Substance-Related Disorders
Chemically-Induced Disorders
Mental Disorders
Acetylcysteine
Cocaine
N-monoacetylcystine
Anesthetics, Local
Anesthetics
Central Nervous System Depressants
Physiological Effects of Drugs
Sensory System Agents
Peripheral Nervous System Agents
Vasoconstrictor Agents
Dopamine Uptake Inhibitors
Neurotransmitter Uptake Inhibitors
Membrane Transport Modulators
Molecular Mechanisms of Pharmacological Action
Dopamine Agents
Neurotransmitter Agents
Antiviral Agents
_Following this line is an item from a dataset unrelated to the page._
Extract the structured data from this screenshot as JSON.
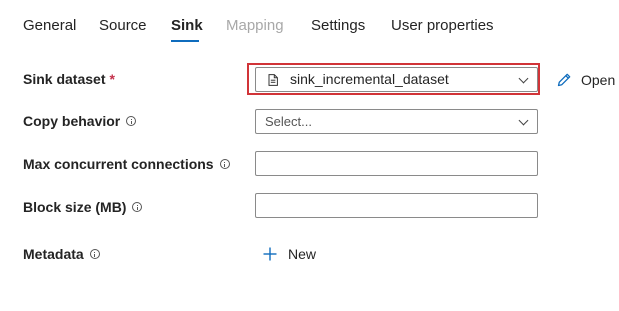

Anti-Infective Agents
Expectorants
Respiratory System Agents
Free Radical Scavengers
Antioxidants
Protective Agents
Antidotes